All the city news you can use.
Every day at The Overhead Wire we sort through over 1,500 news items about cities and share the best ones with our email list. At the end of the week, we take some of the most popular stories and share them with Urban Milwaukee readers. They are national (or international) links, sometimes entertaining and sometimes absurd, but hopefully useful.
Different thinking on gentrification: Author Leslie Kern wonders if we’re hitting the wrong targets in discussions about gentrification. Hipsters and pour over coffee are symptoms of a larger problem with the capitalist instincts of multi-national real estate companies that change neighborhoods over time. (Leslie Kern | The Guardian)

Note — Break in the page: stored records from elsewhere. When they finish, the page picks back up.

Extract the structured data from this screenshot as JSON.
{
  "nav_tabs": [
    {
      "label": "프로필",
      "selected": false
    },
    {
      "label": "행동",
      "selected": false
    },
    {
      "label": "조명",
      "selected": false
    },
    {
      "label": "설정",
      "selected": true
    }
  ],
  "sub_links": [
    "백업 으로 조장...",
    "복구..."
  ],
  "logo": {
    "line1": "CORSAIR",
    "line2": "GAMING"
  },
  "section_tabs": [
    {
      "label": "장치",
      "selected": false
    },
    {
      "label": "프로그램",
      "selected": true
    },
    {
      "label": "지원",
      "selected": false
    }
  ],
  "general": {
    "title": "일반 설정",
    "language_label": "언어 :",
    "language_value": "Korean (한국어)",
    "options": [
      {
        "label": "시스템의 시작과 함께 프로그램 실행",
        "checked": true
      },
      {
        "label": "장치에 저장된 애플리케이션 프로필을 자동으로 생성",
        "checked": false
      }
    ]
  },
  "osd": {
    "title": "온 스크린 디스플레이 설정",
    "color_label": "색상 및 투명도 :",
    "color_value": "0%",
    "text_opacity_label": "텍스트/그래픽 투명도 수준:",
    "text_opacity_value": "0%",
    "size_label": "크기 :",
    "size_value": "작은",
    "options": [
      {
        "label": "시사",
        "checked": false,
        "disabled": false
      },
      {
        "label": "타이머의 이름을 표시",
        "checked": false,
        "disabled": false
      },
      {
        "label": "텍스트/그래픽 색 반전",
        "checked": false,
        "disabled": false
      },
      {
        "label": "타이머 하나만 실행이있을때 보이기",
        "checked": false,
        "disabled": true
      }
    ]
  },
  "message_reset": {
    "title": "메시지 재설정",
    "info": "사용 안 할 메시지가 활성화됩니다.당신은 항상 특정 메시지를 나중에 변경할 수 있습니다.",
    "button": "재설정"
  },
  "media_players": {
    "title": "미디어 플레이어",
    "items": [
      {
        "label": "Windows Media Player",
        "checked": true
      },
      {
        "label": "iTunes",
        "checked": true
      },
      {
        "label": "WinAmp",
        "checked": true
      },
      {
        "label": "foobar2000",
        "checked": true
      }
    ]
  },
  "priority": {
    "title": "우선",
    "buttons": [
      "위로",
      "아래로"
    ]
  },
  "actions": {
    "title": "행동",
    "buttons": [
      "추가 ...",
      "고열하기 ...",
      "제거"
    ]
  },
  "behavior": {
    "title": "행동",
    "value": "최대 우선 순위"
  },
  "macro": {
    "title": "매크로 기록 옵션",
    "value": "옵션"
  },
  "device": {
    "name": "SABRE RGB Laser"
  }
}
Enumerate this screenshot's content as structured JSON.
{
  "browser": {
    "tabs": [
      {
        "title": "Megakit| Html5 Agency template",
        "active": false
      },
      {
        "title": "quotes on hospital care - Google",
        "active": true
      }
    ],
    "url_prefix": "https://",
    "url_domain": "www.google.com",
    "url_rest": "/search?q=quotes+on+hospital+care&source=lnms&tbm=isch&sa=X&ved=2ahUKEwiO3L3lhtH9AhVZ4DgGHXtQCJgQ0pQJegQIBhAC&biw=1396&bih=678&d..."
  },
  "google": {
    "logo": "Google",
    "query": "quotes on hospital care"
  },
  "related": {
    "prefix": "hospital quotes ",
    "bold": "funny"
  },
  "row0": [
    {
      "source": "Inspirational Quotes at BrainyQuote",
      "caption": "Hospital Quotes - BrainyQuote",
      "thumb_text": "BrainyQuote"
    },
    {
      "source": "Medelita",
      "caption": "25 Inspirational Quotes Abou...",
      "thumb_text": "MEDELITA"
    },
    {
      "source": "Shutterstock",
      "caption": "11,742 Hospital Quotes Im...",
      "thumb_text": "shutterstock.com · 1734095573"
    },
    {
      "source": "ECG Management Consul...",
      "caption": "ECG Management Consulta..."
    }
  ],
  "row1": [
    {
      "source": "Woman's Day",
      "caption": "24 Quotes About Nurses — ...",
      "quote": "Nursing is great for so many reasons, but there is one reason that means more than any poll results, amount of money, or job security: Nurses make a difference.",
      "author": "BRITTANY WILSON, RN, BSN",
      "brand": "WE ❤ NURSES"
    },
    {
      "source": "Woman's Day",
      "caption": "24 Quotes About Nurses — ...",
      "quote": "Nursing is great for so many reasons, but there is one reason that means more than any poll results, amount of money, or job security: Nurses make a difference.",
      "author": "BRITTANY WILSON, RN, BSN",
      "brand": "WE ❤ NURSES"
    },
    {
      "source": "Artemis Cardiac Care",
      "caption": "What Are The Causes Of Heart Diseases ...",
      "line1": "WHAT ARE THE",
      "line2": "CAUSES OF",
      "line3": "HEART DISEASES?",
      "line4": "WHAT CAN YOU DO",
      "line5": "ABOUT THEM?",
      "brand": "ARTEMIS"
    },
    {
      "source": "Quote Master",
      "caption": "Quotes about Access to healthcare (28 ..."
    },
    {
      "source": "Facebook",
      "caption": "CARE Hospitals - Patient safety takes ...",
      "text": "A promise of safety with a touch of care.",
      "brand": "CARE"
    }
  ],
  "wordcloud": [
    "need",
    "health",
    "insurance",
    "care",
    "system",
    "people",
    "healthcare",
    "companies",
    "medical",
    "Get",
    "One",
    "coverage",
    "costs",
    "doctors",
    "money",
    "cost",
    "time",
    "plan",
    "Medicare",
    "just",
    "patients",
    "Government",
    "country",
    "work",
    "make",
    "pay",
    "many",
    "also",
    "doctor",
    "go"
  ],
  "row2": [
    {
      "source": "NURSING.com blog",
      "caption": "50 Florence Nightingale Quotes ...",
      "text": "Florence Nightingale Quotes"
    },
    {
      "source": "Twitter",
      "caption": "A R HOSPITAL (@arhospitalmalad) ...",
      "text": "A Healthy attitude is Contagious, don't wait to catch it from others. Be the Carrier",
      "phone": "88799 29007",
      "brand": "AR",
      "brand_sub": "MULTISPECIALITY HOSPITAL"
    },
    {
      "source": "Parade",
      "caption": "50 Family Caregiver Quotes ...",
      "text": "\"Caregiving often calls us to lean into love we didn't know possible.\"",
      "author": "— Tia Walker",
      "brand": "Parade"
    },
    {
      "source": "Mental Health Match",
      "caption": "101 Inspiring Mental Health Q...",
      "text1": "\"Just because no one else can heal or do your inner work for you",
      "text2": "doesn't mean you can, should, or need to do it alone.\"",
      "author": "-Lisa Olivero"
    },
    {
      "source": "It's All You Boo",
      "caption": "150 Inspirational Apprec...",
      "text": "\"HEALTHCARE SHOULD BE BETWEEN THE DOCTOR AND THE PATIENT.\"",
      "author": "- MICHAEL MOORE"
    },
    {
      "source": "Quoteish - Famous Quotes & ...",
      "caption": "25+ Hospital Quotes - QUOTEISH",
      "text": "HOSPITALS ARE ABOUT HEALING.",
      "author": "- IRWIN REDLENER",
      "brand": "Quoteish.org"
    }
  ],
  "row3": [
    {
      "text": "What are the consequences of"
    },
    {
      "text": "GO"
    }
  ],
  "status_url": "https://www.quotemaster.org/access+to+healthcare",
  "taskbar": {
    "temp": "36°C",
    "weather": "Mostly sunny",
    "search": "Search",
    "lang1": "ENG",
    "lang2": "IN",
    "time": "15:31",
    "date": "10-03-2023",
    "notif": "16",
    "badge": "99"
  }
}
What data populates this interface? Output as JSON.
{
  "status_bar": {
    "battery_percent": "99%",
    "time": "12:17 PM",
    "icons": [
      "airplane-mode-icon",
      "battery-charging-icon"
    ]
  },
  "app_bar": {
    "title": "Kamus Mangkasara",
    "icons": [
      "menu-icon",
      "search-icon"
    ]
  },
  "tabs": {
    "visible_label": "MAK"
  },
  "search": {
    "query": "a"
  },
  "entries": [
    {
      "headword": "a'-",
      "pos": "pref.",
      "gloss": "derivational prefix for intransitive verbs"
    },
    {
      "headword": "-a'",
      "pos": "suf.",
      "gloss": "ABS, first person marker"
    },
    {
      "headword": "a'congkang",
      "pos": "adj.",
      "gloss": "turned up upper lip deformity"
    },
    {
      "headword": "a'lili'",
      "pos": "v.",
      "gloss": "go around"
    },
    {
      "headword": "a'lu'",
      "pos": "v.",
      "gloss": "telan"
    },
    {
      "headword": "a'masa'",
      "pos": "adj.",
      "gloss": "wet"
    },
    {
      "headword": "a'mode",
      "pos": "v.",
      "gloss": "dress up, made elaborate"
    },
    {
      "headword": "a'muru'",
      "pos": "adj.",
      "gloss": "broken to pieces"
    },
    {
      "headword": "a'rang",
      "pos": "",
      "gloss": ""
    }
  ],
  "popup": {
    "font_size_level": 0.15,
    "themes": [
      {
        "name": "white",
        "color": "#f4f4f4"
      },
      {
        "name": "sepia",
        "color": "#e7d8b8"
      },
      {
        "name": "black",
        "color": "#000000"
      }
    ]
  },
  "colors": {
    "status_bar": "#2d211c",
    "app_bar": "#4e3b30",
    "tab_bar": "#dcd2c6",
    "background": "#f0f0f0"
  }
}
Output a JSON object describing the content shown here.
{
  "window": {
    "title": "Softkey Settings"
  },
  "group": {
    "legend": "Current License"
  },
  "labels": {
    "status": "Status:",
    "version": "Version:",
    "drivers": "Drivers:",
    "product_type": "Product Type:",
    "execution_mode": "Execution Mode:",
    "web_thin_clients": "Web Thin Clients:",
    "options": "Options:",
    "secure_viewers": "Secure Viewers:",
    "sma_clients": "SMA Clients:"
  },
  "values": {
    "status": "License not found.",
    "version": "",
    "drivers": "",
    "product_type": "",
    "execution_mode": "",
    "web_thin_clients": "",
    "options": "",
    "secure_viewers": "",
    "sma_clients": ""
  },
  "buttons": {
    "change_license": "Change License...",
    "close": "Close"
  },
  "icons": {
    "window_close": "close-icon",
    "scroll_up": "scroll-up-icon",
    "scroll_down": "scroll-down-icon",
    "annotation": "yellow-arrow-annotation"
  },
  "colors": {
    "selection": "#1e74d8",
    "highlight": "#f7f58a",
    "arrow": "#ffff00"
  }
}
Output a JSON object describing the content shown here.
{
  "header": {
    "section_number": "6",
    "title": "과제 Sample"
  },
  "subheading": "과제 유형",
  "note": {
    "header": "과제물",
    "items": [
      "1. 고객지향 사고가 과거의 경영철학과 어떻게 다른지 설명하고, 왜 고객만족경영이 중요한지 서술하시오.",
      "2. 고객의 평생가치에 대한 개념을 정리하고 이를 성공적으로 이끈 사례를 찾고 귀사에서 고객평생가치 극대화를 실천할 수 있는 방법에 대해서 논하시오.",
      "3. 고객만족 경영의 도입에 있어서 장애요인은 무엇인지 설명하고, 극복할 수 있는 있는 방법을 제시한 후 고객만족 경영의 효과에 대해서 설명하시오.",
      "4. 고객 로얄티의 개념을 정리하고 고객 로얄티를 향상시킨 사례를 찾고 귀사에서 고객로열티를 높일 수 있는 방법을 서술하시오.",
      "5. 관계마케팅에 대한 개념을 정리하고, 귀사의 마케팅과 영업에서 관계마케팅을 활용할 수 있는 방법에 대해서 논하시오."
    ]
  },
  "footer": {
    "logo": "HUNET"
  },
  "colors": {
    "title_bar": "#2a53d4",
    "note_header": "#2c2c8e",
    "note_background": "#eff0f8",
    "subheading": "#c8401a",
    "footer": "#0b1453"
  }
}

The future of downtown Denver: Denver Colorado’s downtown has been hit especially hard by the pandemic, but many of the problems started before that including vacant storefronts and increasing levels of homelessness. Now city leaders are imagining solutions in order to bring back 100,000 workers through improvements to the 16th Street Mall, office spaces, and nightlife. (Daliah Singer | 5280 Magazine)
Phoenix’s ancient watery secret: The valley in which the City of Phoenix sits now was once the domain of the Hohokam civilization. Between 100 and 1450AD, they built a series of canals to funnel just 7 inches of rain annually to 100,000 acres of farmland. The amount of collective work that it took to keep up 180 miles of canals in an arid region is quite amazing. (Keridwen Cornelius | BBC Travel)
Why are Black families leaving cities: Over the last 50 years, the Black population in the 40 largest cities has gone from 40% to 24%. While some might believe gentrification is playing a role, that story doesn’t seem to work out in the data. The change has many different possible stories, including the suburbanization of jobs and population but as high and middle income Black families were able to leave, lower income families were not. (Jerusalem Demsas | The Atlantic)
Quote of the Week
Transportation mobility is fundamental to economic mobility. Low-wage workers commonly occupy entry-level positions where they must commute to work. But their commutes are fragile — one missed bus, one flat bicycle tire, or one deferred car repair can easily spell job loss…again. Transportation insecurity traps them in a game of Chutes and Ladders in which there are only chutes.
–Karina Ricks discussing transportation insecurity and what it will take to get to universal basic mobility.
This week on the podcast, Nolan Gray talks about his new book, “Arbitrary Lines: How Zoning Broke the American City and How to Fix It.”
Want more links to read? Visit The Overhead Wire and signup.